Maher has an interesting role in all of this. Before last week, Yiannopoulos wasn’t entirely unknown. After all, he had a book deal. But his appearance on Maher’s show — and the subsequent uproar — elevated his profile. So how does Maher feel about his role in Yiannopoulos’s public meltdown?
“As I say, sunlight is the best disinfectant,” he said during an interview with the New York Times. “You’re welcome.”
In other words, Maher is taking credit for the turn of events. Not that this was his plan all along. He had no intention of turning Yiannopoulos into a pariah. That would be a little hypocritical.
“I’m somebody who, many times, people have tried to make go away,” he said. “They were successful that one time, for six months in 23 years, because that’s how long it was between the two shows.”
Maher used to host “Politically Incorrect,” first on Comedy Central, then on ABC. But in the wake of the Sept. 11 attacks, he stirred controversy when he agreed with his guest Dinesh D’Souza, who claimed the terrorists on the planes were “warriors.”
“We have been the cowards, lobbing cruise missiles from 2,000 miles away,” Maher said at the time. “That’s cowardly. Staying in the airplane when it hits the building, say what you want about it, it’s not cowardly.”
Advertisers pulled out and the show was subsequently canceled, and Maher moved to HBO to start “Real Time.”
Maher, a self-professed liberal, who other liberals see as a provocateur, makes a point of inviting guests who rankle the left, including Ann Coulter, Piers Morgan, Grover Norquist and Tomi Lahren. In the scheme of things, Maher clearly sees Yiannopoulos as relatively harmless.
“What I think people saw was an emotionally needy Ann Coulter wannabe, trying to make a buck off of the left’s propensity for outrage,” he said during the interview. He also compared his guest to “a bratty kid brother.” That would make liberals “his older teenager sisters who are having a sleepover and he puts a spider in their sleeping bag so he can watch them scream.”
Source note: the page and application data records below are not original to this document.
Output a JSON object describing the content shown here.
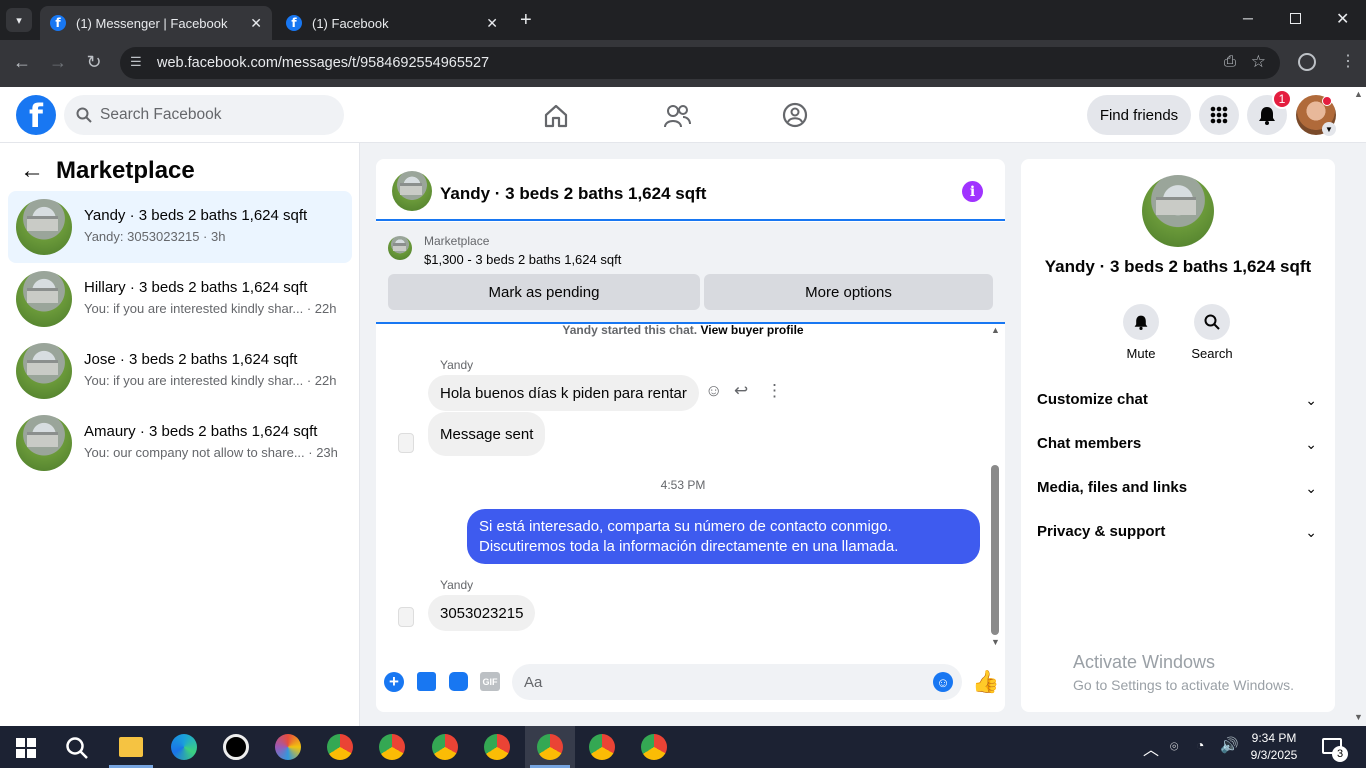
{
  "browser": {
    "tabs": [
      {
        "title": "(1) Messenger | Facebook"
      },
      {
        "title": "(1) Facebook"
      }
    ],
    "url": "web.facebook.com/messages/t/9584692554965527"
  },
  "fbheader": {
    "search_placeholder": "Search Facebook",
    "find_friends": "Find friends",
    "notif_count": "1"
  },
  "sidebar": {
    "title": "Marketplace",
    "conversations": [
      {
        "title": "Yandy · 3 beds 2 baths 1,624 sqft",
        "preview": "Yandy: 3053023215 · 3h"
      },
      {
        "title": "Hillary · 3 beds 2 baths 1,624 sqft",
        "preview": "You: if you are interested kindly shar... · 22h"
      },
      {
        "title": "Jose · 3 beds 2 baths 1,624 sqft",
        "preview": "You: if you are interested kindly shar... · 22h"
      },
      {
        "title": "Amaury · 3 beds 2 baths 1,624 sqft",
        "preview": "You: our company not allow to share... · 23h"
      }
    ]
  },
  "chat": {
    "title": "Yandy · 3 beds 2 baths 1,624 sqft",
    "marketplace_label": "Marketplace",
    "listing": "$1,300 - 3 beds 2 baths 1,624 sqft",
    "btn_pending": "Mark as pending",
    "btn_more": "More options",
    "started_text": "Yandy started this chat.",
    "view_profile": "View buyer profile",
    "sender1": "Yandy",
    "msg1": "Hola buenos días k piden para rentar",
    "msg2": "Message sent",
    "time1": "4:53 PM",
    "msg3_line1": "Si está interesado, comparta su número de contacto conmigo.",
    "msg3_line2": "Discutiremos toda la información directamente en una llamada.",
    "sender2": "Yandy",
    "msg4": "3053023215",
    "composer_placeholder": "Aa"
  },
  "rpanel": {
    "name": "Yandy · 3 beds 2 baths 1,624 sqft",
    "mute": "Mute",
    "search": "Search",
    "sections": [
      "Customize chat",
      "Chat members",
      "Media, files and links",
      "Privacy & support"
    ]
  },
  "watermark": {
    "line1": "Activate Windows",
    "line2": "Go to Settings to activate Windows."
  },
  "taskbar": {
    "time": "9:34 PM",
    "date": "9/3/2025",
    "notif": "3"
  },
  "colors": {
    "fb_blue": "#1877f2",
    "outgoing_bubble": "#3e5bef",
    "taskbar": "#1c2233"
  }
}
Maher still stands by having Yiannopoulos on, not to mention the way he handled the segment, despite some liberal viewers claiming the host handled his panelist with kid gloves.
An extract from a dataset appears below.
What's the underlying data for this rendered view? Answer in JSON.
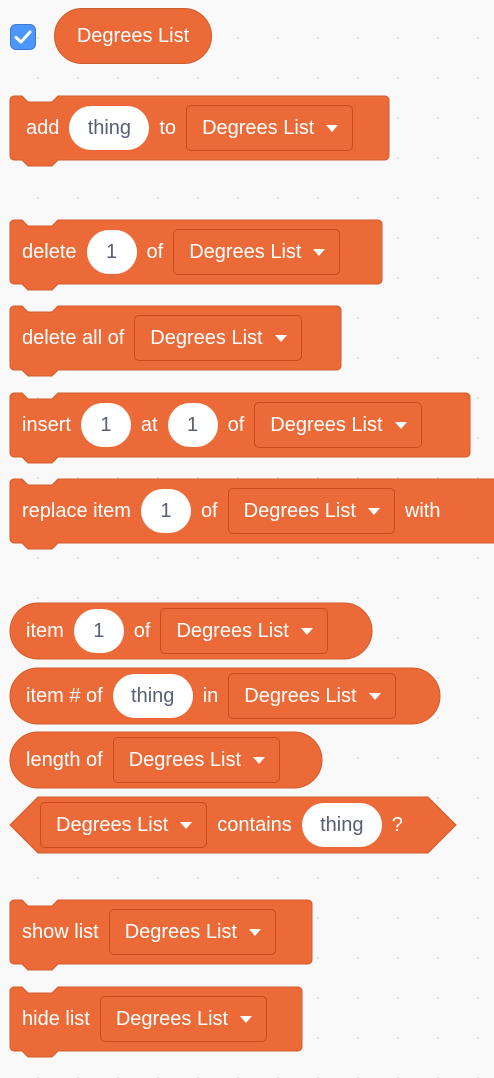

“It’s not my job to hold him accountable to everything he’s ever said or done,” Maher said. “We just had time to, sort of, start a discussion of the broad view of who he is. I don’t think he frankly knows what he’s going to say half the time, or knows what his philosophy is.”
Maher didn’t just take credit for taking down Yiannopoulos — not to mention discovering Arianna Huffington — he also singled himself out as the only person on television doing what he does.
“I think everybody else in TV — everybody else who does political commentary in a comedic way — they’re all in one box,” he said. “It’s so predictable, what they’re going to do, which is, never say anything that would make anything — that would make any liberal give the slightest bit of discomfort … I’m glad that we have enough credibility with both sides, that people who are Trump supporters will still do the show.”